The Internet Watch Foundation (IWF) is a UK-based self-regulatory organization that seeks to reduce the availability of child sexual abuse and criminally obscene content on the Internet. One of the methods used by this organization is the creation of a blacklist of content, which the members disable access to through the use of filtering technologies. The work of the IWF raises fundamental questions about how to regulate free speech in the digital age; it carries out work of critical importance, but if unchecked its operations can have a significant impact on the right to freedom of expression. This article examines whether the IWF's regulatory structure is sufficient to protect and respect freedom of expression online. The analysis is both internal to the organization by looking at its governance documents, and external to the IWF by examining the applicability of human rights laws. Through this examination, wider issues in Internet regulation and human right are analysed, in particular the increasing impact of businesses on human rights such as free speech, the sufficiency of self-regulation to address human rights issues, and the limits in extending direct application of human rights laws to private organizations. This article concludes by identifying the risks with self-regulatory regimes when human rights are at stake and by framing the principles needed for accountability of such bodies as the IWF for freedom of expression.
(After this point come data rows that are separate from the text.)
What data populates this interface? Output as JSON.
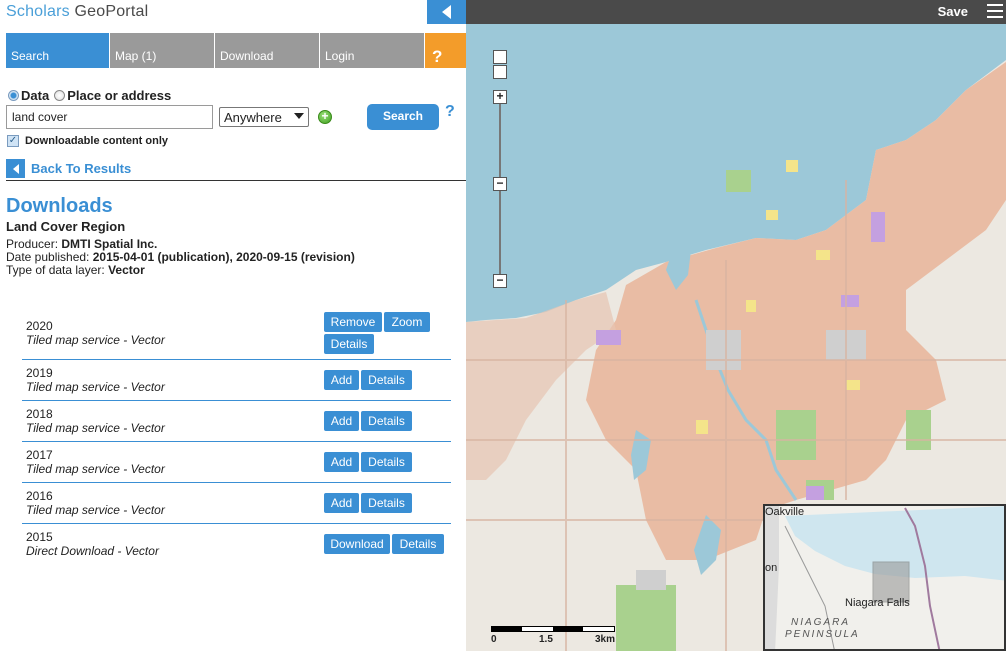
{
  "app": {
    "logo_part1": "Scholars ",
    "logo_part2": "GeoPortal"
  },
  "tabs": [
    {
      "label": "Search"
    },
    {
      "label": "Map (1)"
    },
    {
      "label": "Download"
    },
    {
      "label": "Login"
    },
    {
      "label": "?"
    }
  ],
  "search": {
    "mode_data": "Data",
    "mode_place": "Place or address",
    "query": "land cover",
    "scope": "Anywhere",
    "button": "Search",
    "help": "?",
    "downloadable_only": "Downloadable content only",
    "back_to_results": "Back To Results"
  },
  "downloads": {
    "heading": "Downloads",
    "dataset_name": "Land Cover Region",
    "producer_label": "Producer: ",
    "producer": "DMTI Spatial Inc.",
    "date_label": "Date published: ",
    "date": "2015-04-01 (publication), 2020-09-15 (revision)",
    "type_label": "Type of data layer: ",
    "type": "Vector",
    "items": [
      {
        "year": "2020",
        "service": "Tiled map service - Vector",
        "buttons": [
          "Remove",
          "Zoom",
          "Details"
        ]
      },
      {
        "year": "2019",
        "service": "Tiled map service - Vector",
        "buttons": [
          "Add",
          "Details"
        ]
      },
      {
        "year": "2018",
        "service": "Tiled map service - Vector",
        "buttons": [
          "Add",
          "Details"
        ]
      },
      {
        "year": "2017",
        "service": "Tiled map service - Vector",
        "buttons": [
          "Add",
          "Details"
        ]
      },
      {
        "year": "2016",
        "service": "Tiled map service - Vector",
        "buttons": [
          "Add",
          "Details"
        ]
      },
      {
        "year": "2015",
        "service": "Direct Download - Vector",
        "buttons": [
          "Download",
          "Details"
        ]
      }
    ]
  },
  "map": {
    "save": "Save",
    "zoom_in": "+",
    "zoom_mid": "−",
    "zoom_out": "−",
    "scale_labels": [
      "0",
      "1.5",
      "3km"
    ],
    "overview_labels": {
      "oakville": "Oakville",
      "on": "on",
      "niagara_falls": "Niagara Falls",
      "niagara": "NIAGARA",
      "peninsula": "PENINSULA"
    },
    "colors": {
      "water": "#9cc8d8",
      "land": "#ece8e1",
      "urban": "#e9b9a0",
      "park": "#a9d18e",
      "commercial": "#c4a0e0",
      "industrial": "#cfcfcf",
      "residential_low": "#f4e48a"
    }
  },
  "colors": {
    "accent": "#3a8fd4",
    "tab_inactive": "#9a9a9a",
    "help_tab": "#f39c2a"
  }
}
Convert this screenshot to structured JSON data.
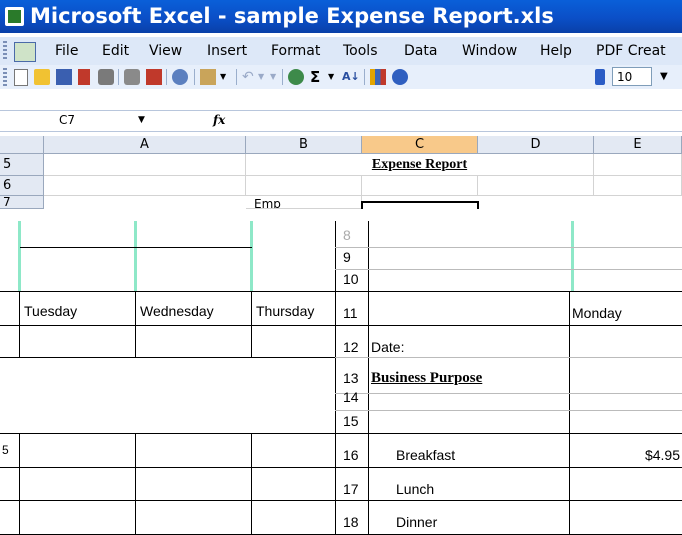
{
  "window": {
    "title": "Microsoft Excel - sample Expense Report.xls"
  },
  "menu": {
    "items": [
      "File",
      "Edit",
      "View",
      "Insert",
      "Format",
      "Tools",
      "Data",
      "Window",
      "Help",
      "PDF Creat"
    ]
  },
  "toolbar": {
    "font_size": "10",
    "sigma": "Σ"
  },
  "formula_bar": {
    "name_box": "C7",
    "fx": "fx"
  },
  "columns": [
    "A",
    "B",
    "C",
    "D",
    "E"
  ],
  "rows_top": [
    {
      "num": "5",
      "title": "Expense Report"
    },
    {
      "num": "6"
    },
    {
      "num": "7",
      "fragment": "Emp"
    }
  ],
  "lower": {
    "row_numbers": [
      "8",
      "9",
      "10",
      "11",
      "12",
      "13",
      "14",
      "15",
      "16",
      "17",
      "18"
    ],
    "day_headers_left": [
      "Tuesday",
      "Wednesday",
      "Thursday"
    ],
    "day_header_right": "Monday",
    "date_label": "Date:",
    "business_purpose": "Business Purpose",
    "expenses": [
      {
        "label": "Breakfast",
        "monday": "$4.95"
      },
      {
        "label": "Lunch",
        "monday": ""
      },
      {
        "label": "Dinner",
        "monday": ""
      }
    ],
    "left_fragment": "5"
  },
  "colors": {
    "title_bar": "#0b4fc7",
    "selected_column": "#f8c98a",
    "grid": "#d3d3d3"
  }
}
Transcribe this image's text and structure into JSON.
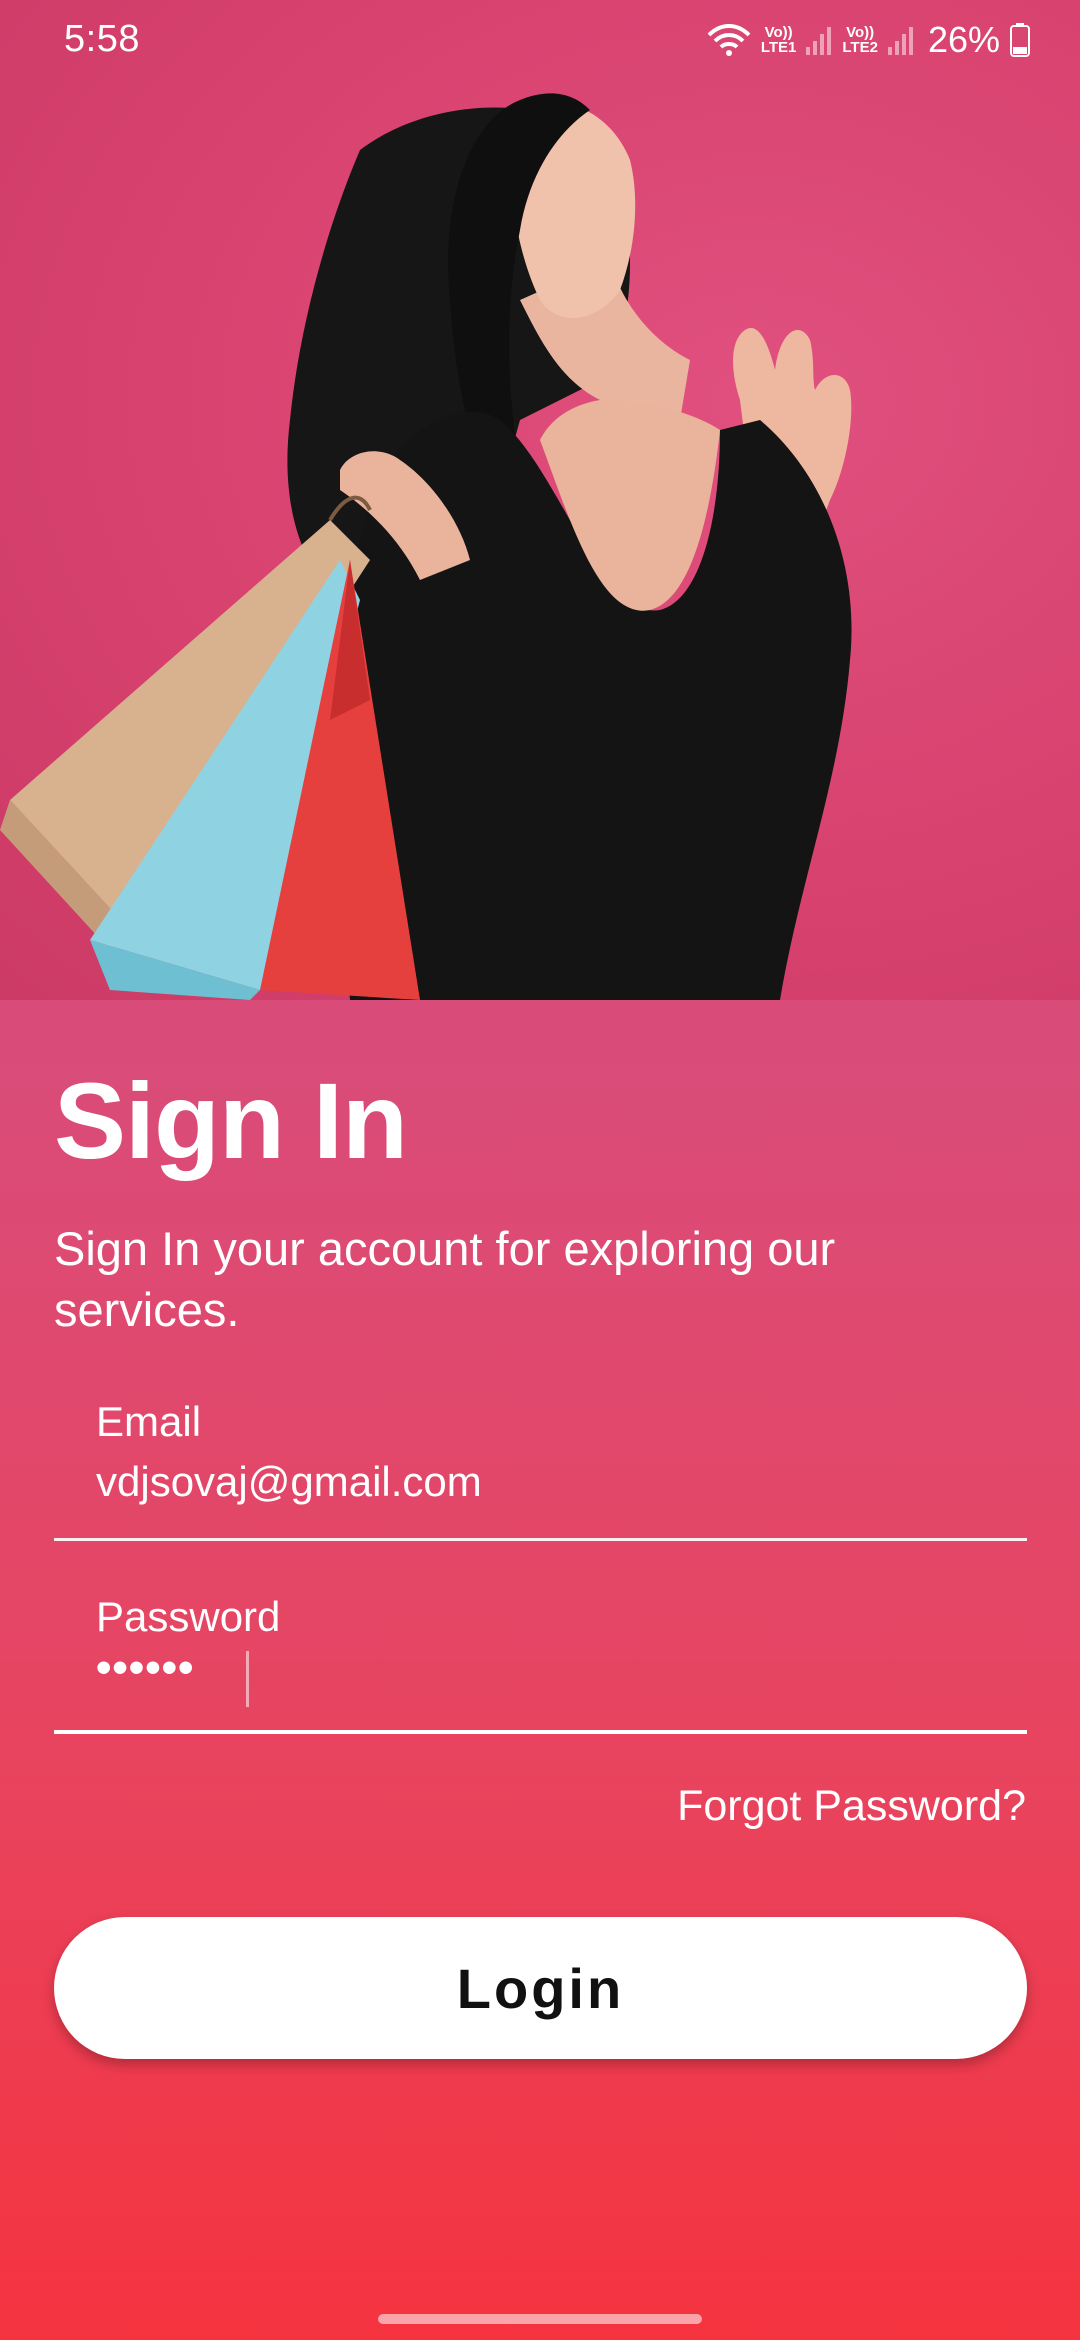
{
  "status_bar": {
    "time": "5:58",
    "sim1": [
      "Vo))",
      "LTE1"
    ],
    "sim2": [
      "Vo))",
      "LTE2"
    ],
    "battery": "26%"
  },
  "hero": {
    "icon": "woman-with-shopping-bags-photo"
  },
  "signin": {
    "title": "Sign In",
    "subtitle": "Sign In your account for exploring our services.",
    "email_label": "Email",
    "email_value": "vdjsovaj@gmail.com",
    "password_label": "Password",
    "password_value": "••••••",
    "forgot": "Forgot Password?",
    "login": "Login"
  },
  "colors": {
    "background_top": "#d94c7a",
    "background_bottom": "#f5333f",
    "button_bg": "#ffffff",
    "button_text": "#111111"
  }
}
|Number of pages||34|
|Journal||International Journal of Law and Information Technology|
|Publication status||Published - 1 Dec 2012|